Apple recently implemented a data privacy tool giving users the option not to share their personal data.
Facebook has already stated this will impact its revenue. That’s because the changes will prevent small businesses from easily reaching their target audience.
Because Facebook operates across a range of technology sectors, it has competitors in various spaces.
Other competitors include Twitter (NYSE: TWTR), Pinterest (NYSE: PINS), dating sites Match Group (NASDAQ: MTCH), and Bumble (NASDAQ: BMBL), Snap (NYSE: SNAP), China’s Tencent (HKG: 0700), and Baidu (HKG: 9888).
Nevertheless, Facebook is also not shy to combat successful competitor ideas and adopt its own version.
For instance, the Facebook marketplace replicates the success of online markets such as Craigslist and Gumtree.
Meanwhile, Instagram’s IGTV copied YouTube video, Facebook’s Super was designed to replicate Cameo, it’s ‘New Product Experimentation Lab’ is an in-house Y Combinator.
Reels copied TikTok (and Facebook also made big offers to TikToks top creators), Instagram Stories copied Snapchat Stories, while Shops for e-commerce on Instagram is designed to rival Amazon or eBay (NASDAQ: EBAY).
Scams and scandals
The Facebook ecosystem is also rife with scams, which exacerbates mistrust. There is no built-in payment system or seller protection. This leads to both buyers and sellers ripping each other off.

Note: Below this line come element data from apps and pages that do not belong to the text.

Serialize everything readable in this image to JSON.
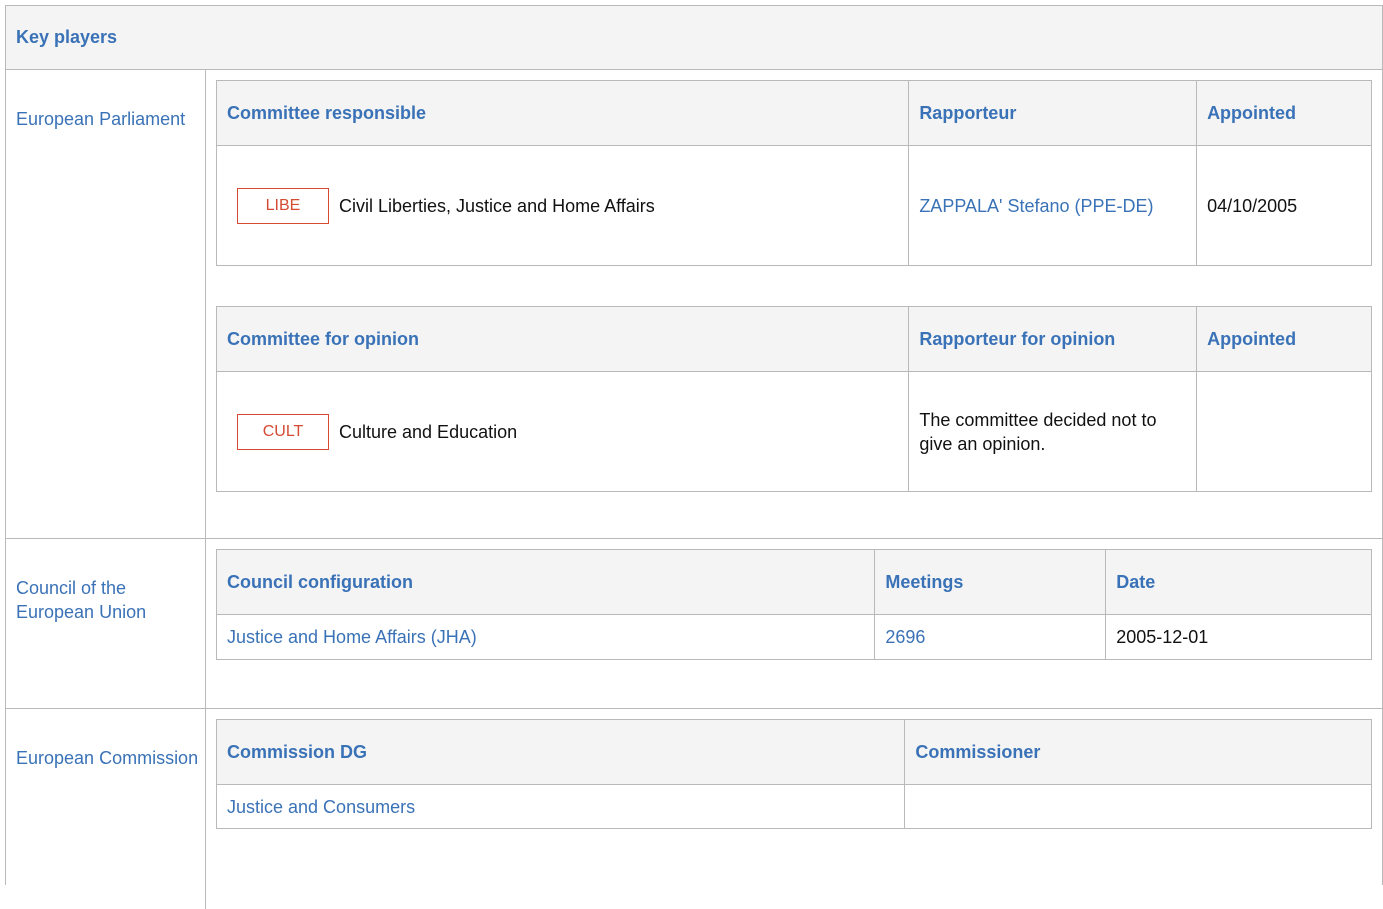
{
  "header": {
    "title": "Key players"
  },
  "parliament": {
    "label": "European Parliament",
    "responsible": {
      "headers": [
        "Committee responsible",
        "Rapporteur",
        "Appointed"
      ],
      "row": {
        "code": "LIBE",
        "name": "Civil Liberties, Justice and Home Affairs",
        "rapporteur": "ZAPPALA' Stefano (PPE-DE)",
        "appointed": "04/10/2005"
      }
    },
    "opinion": {
      "headers": [
        "Committee for opinion",
        "Rapporteur for opinion",
        "Appointed"
      ],
      "row": {
        "code": "CULT",
        "name": "Culture and Education",
        "rapporteur": "The committee decided not to give an opinion.",
        "appointed": ""
      }
    }
  },
  "council": {
    "label": "Council of the European Union",
    "headers": [
      "Council configuration",
      "Meetings",
      "Date"
    ],
    "row": {
      "configuration": "Justice and Home Affairs (JHA)",
      "meeting": "2696",
      "date": "2005-12-01"
    }
  },
  "commission": {
    "label": "European Commission",
    "headers": [
      "Commission DG",
      "Commissioner"
    ],
    "row": {
      "dg": "Justice and Consumers",
      "commissioner": ""
    }
  },
  "colors": {
    "link": "#3a72b7",
    "badge": "#d54a33",
    "border": "#b9b9b9",
    "header_bg": "#f4f4f4"
  }
}
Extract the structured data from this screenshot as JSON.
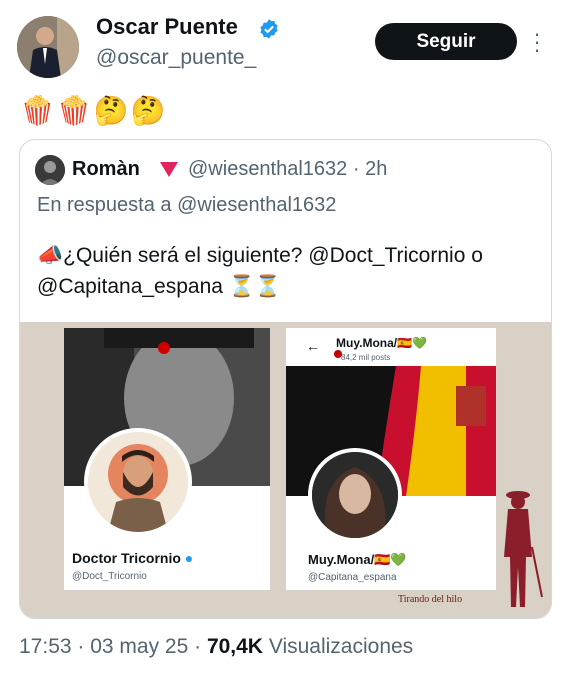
{
  "author": {
    "name": "Oscar Puente",
    "handle": "@oscar_puente_",
    "follow_label": "Seguir"
  },
  "tweet_text": "🍿🍿🤔🤔",
  "quoted": {
    "name": "Romàn",
    "handle": "@wiesenthal1632 · 2h",
    "reply_prefix": "En respuesta a ",
    "reply_to": "@wiesenthal1632",
    "text": "📣¿Quién será el siguiente? @Doct_Tricornio o @Capitana_espana ⏳⏳",
    "image": {
      "left_profile_name": "Doctor Tricornio",
      "left_profile_handle": "@Doct_Tricornio",
      "right_profile_top": "Muy.Mona/🇪🇸💚",
      "right_profile_posts": "84,2 mil posts",
      "right_profile_name": "Muy.Mona/🇪🇸💚",
      "right_profile_handle": "@Capitana_espana",
      "caption": "Tirando del hilo"
    }
  },
  "stats": {
    "time": "17:53 · 03 may 25 · ",
    "views": "70,4K",
    "views_label": " Visualizaciones"
  },
  "icons": [
    "verified-badge-icon",
    "more-options-icon",
    "back-arrow-icon",
    "red-triangle-flag-icon"
  ],
  "colors": {
    "verified": "#1d9bf0",
    "follow_bg": "#0f1419",
    "muted": "#536471"
  }
}
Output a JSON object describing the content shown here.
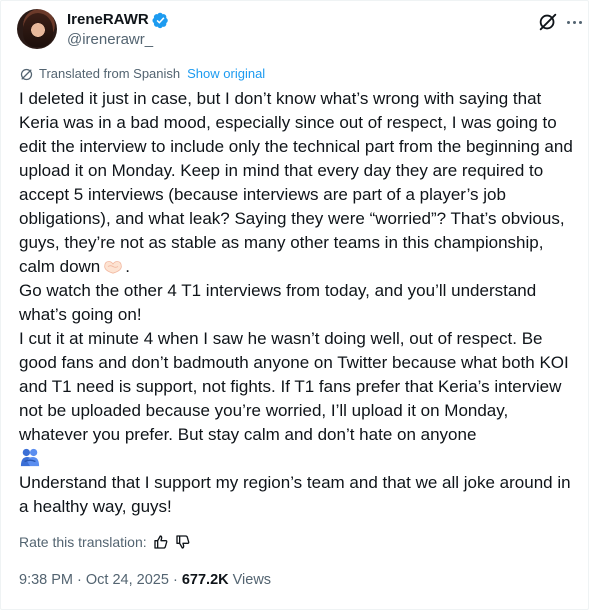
{
  "author": {
    "display_name": "IreneRAWR",
    "handle": "@irenerawr_",
    "verified": true
  },
  "icons": {
    "avatar": "profile-photo",
    "verified": "verified-badge-icon",
    "grok": "grok-icon",
    "more": "more-options-icon",
    "translate": "translate-icon",
    "thumbs_up": "thumbs-up-icon",
    "thumbs_down": "thumbs-down-icon",
    "heart_emoji": "handshake-heart-emoji",
    "hug_emoji": "people-hugging-emoji"
  },
  "colors": {
    "accent": "#1d9bf0",
    "text": "#0f1419",
    "secondary": "#536471"
  },
  "translation": {
    "label": "Translated from Spanish",
    "show_original": "Show original"
  },
  "post": {
    "p1": "I deleted it just in case, but I don’t know what’s wrong with saying that Keria was in a bad mood, especially since out of respect, I was going to edit the interview to include only the technical part from the beginning and upload it on Monday. Keep in mind that every day they are required to accept 5 interviews (because interviews are part of a player’s job obligations), and what leak? Saying they were “worried”? That’s obvious, guys, they’re not as stable as many other teams in this championship, calm down",
    "p1_end": ".",
    "p2": "Go watch the other 4 T1 interviews from today, and you’ll understand what’s going on!",
    "p3": "I cut it at minute 4 when I saw he wasn’t doing well, out of respect. Be good fans and don’t badmouth anyone on Twitter because what both KOI and T1 need is support, not fights. If T1 fans prefer that Keria’s interview not be uploaded because you’re worried, I’ll upload it on Monday, whatever you prefer. But stay calm and don’t hate on anyone",
    "p4": "Understand that I support my region’s team and that we all joke around in a healthy way, guys!"
  },
  "rate": {
    "label": "Rate this translation:"
  },
  "meta": {
    "time": "9:38 PM",
    "separator": "·",
    "date": "Oct 24, 2025",
    "views_count": "677.2K",
    "views_label": "Views"
  }
}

However, Facebook is beginning to bring in purchase protection in some areas.
Between July and December 2018, the Facebook share price fell 40% after poor Q2 results and various scandals hit the company.
It was during President Trump’s time in office and talk of fake news was rampant. The company also had to contend with the Cambridge Analytica scandal.
This was when the data-analytics firm Cambridge Analytica unlawfully obtained the personal data of more than 87 million Facebook users for political reasons.
Nevertheless, since the end of 2018, the Facebook share price has risen further by 183%.
One other factor that may put long-term investors off investing in Facebook is it doesn’t offer a dividend.
Despite its success, Facebook still considers itself a growth stock. Traditionally dividends are paid out to shareholders once a company has plateaued. When it’s no longer growing, its share price may be less appealing, so a dividend rewards loyal shareholders.
With so much free cash, Facebook can swoop in and buy promising businesses. It may pay a dividend in the future, but for now, it’s concentrating on growth.
Should I invest in Facebook stock?
Facebook has historically outperformed all the major US indices. This includes the S&P 500, the NASDAQ, and the Dow Jones Industrial Average (DJIA).
Facebook is a company that everyone knows. And as it has so much cash on its balance sheet, it’s free to innovate. This means it constantly has a steady stream of exciting new projects in the pipeline.
Through its ‘New Product Experimentation Lab’ (a division that rivals Y Combinator), Facebook routinely tests out new concepts in-house, constantly striving to discover the next revolutionary digital offering.
It can now be considered an all-encompassing media conglomerate and tech services specialist at the cutting edge of the world’s latest innovations.
However, Facebook is no stranger to regulatory hurdles and government scrutiny. This can cause share price volatility.
There’s a lot to like about Facebook as a long-term investment, as long as investors keep the pitfalls in mind.